by Maitri Pamo
Many is the time I have considered the chancletazo approach to dealing with child discipline issues. Child rearing is demanding in every aspect. It is easy and tempting to resort to physical discipline, especially when as a child, one was taught that physical violence in the form of corporal punishment was not only acceptable but desirable: the spare the rod, spoil the child ethic of child rearing. As with every spectrum, there are degrees of abuse. The slap on the rear for an infraction is quite different from the beatings suffered by children whose parents were likely abused as well and who may think it is normal to vent their anger while providing the child with “lessons.” These lessons have a wide range of consequences. The child, left confused, scared and feeling powerless, may feel a broken bond of trust with the care giver. Self image may suffer, affecting the child’s performance in academic and social situations. The future parenting skills of the child, being formed early in development, may insure a legacy of abuse for her own children. The image of the “buena familia latina” where obedience is emphasized and sometimes enforced with varying degrees of brutality has some cracks.
While the factors that contribute to child physical abuse are multifactorial, poverty is an often present component. Many articles have appeared in this magazine detailing the economic hardships faced by many Latinos in the U.S. A perfect storm of financial stress, an often strict authoritarian approach to child rearing, a possible and unfortunate legacy of physical abuse can bear down on Latino children who will suffer the consequences long into adulthood. So before the belt, the wooden spoon, the hand rise up to “express” a point to a vulnerable child, consider that this child will most likely be faced with a myriad of health issues, both physical and mental, for the rest of her possibly shortened life.
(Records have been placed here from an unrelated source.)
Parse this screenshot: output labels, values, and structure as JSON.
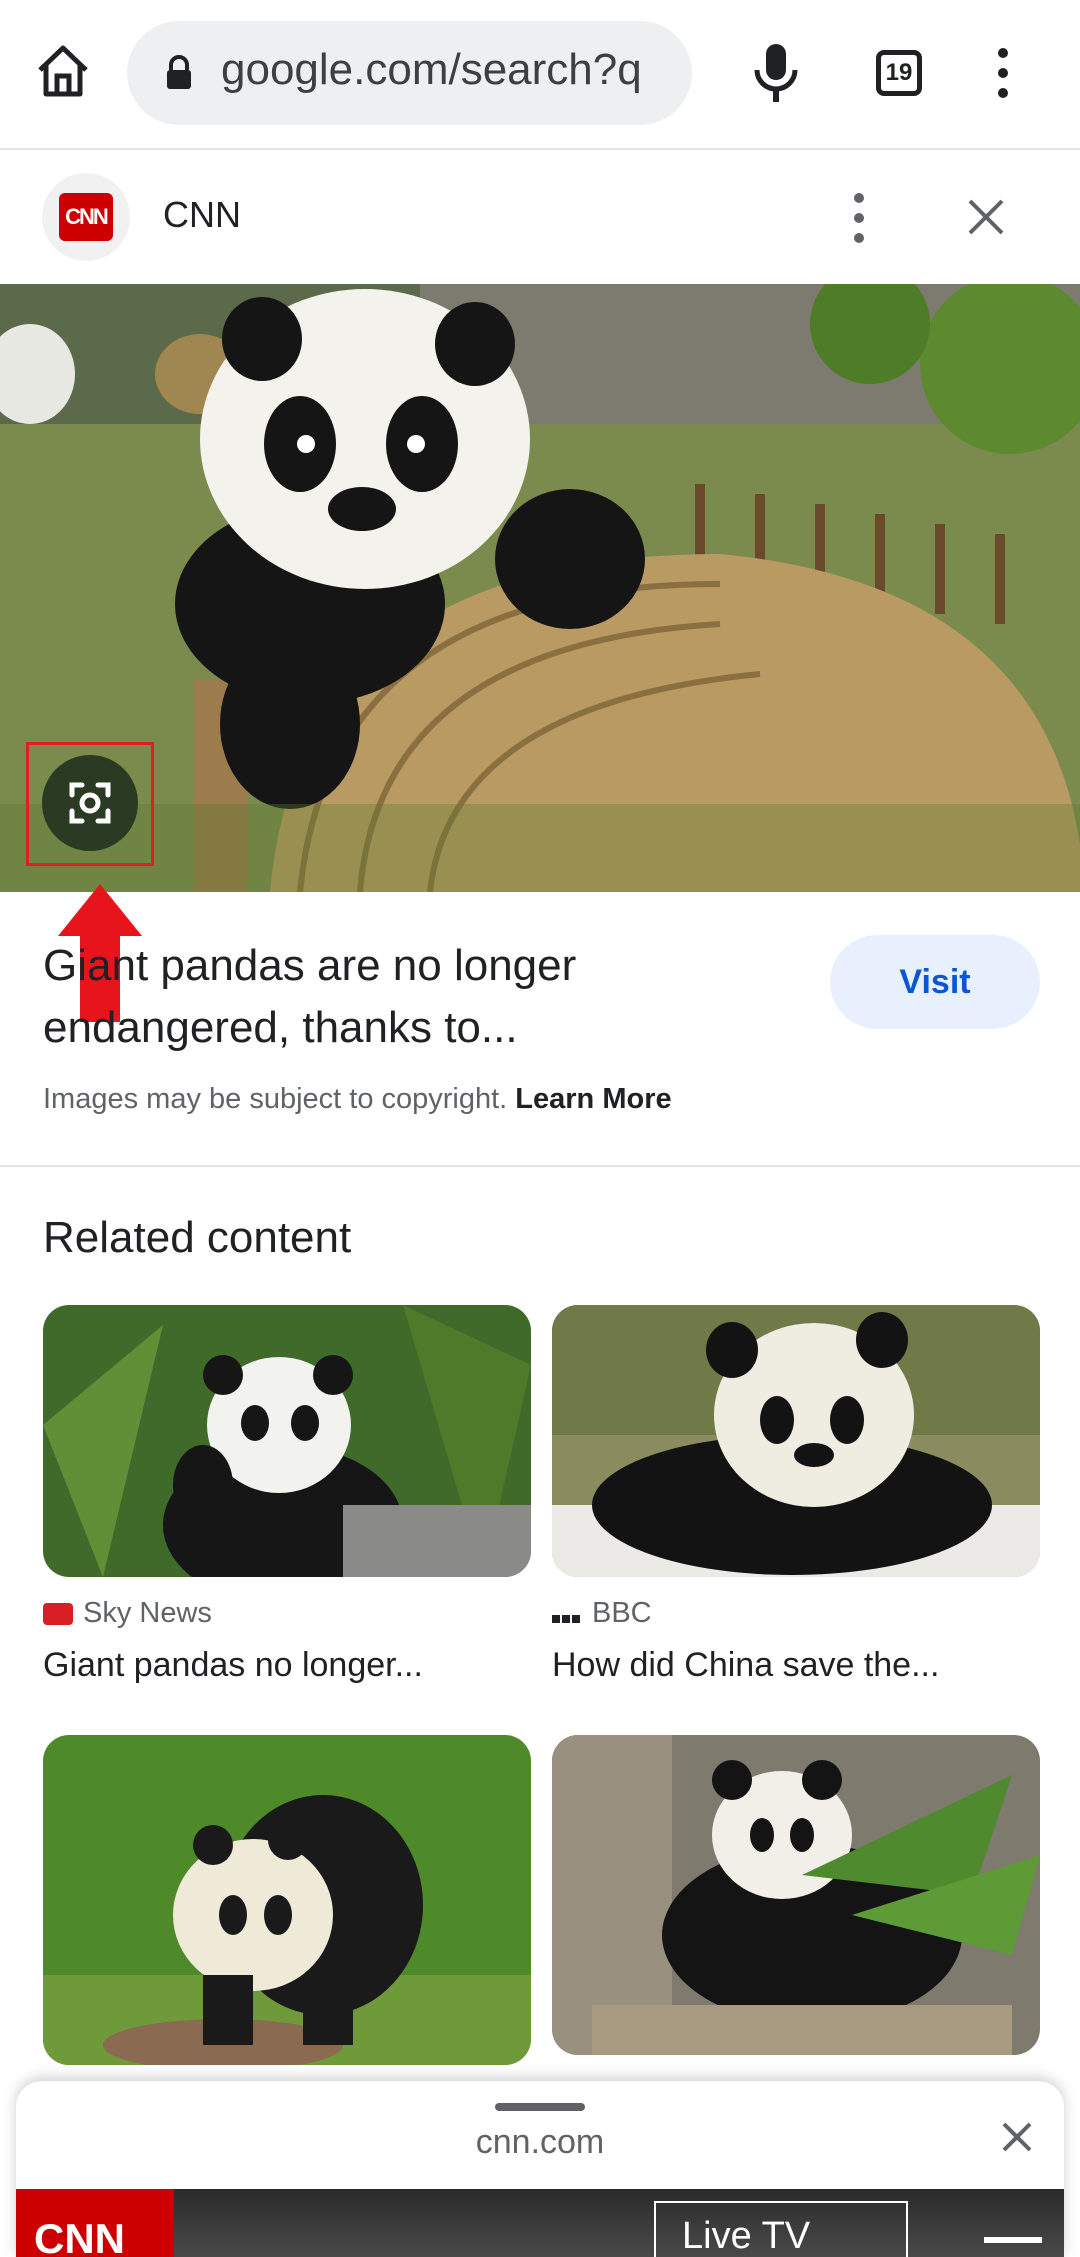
{
  "browser": {
    "url": "google.com/search?q",
    "tab_count": "19"
  },
  "source": {
    "name": "CNN",
    "logo_text": "CNN"
  },
  "result": {
    "title": "Giant pandas are no longer endangered, thanks to...",
    "visit_label": "Visit",
    "copyright_text": "Images may be subject to copyright.",
    "learn_more": "Learn More"
  },
  "related": {
    "heading": "Related content",
    "items": [
      {
        "source": "Sky News",
        "title": "Giant pandas no longer..."
      },
      {
        "source": "BBC",
        "title": "How did China save the..."
      },
      {
        "source": "",
        "title": ""
      },
      {
        "source": "",
        "title": ""
      }
    ]
  },
  "sheet": {
    "url": "cnn.com",
    "live_label": "Live TV",
    "logo_text": "CNN"
  },
  "colors": {
    "accent_blue": "#0b57d0",
    "visit_bg": "#e8f0fe",
    "cnn_red": "#cc0000",
    "highlight_red": "#e02020"
  },
  "icons": [
    "home-icon",
    "lock-icon",
    "mic-icon",
    "tabs-icon",
    "more-vert-icon",
    "close-icon",
    "google-lens-icon",
    "red-arrow-annotation"
  ]
}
Adults who have suffered stresses as children, including physical abuse, can expect to have their lives shortened by 7 to 15 years. Heart disease: hardening of the arteries, increased blood pressure, myocardial infarctions, systemic inflammation, a hastening of cell aging and death has been documented disproportionately in individuals who are survivors of child abuse. And what of the quality of this shortened life? Depression in adulthood can be the lasting footprint of childhood physical abuse.
The constant stress of the physical violence can alter the brain chemistry and provide a wealth of treasures for a therapist. For those who cannot provide themselves with therapy or who harbor a suspicion and mistrust of seeking mental health help, the problem will be a burden for not only themselves but for those around them. Having been abused as a child, adults often will have an increased hostility level and a larger, and close to the surface, well of anger from which to draw during daily interactions. This can become a societal problem. Cuida tus hijos, mi gente, con manos suaves.
Staff writer, Maitri Pamo.
Disclaimer: The views and opinions expressed in this article are solely those of
the author and should not be understood to be shared by Being Latino, Inc.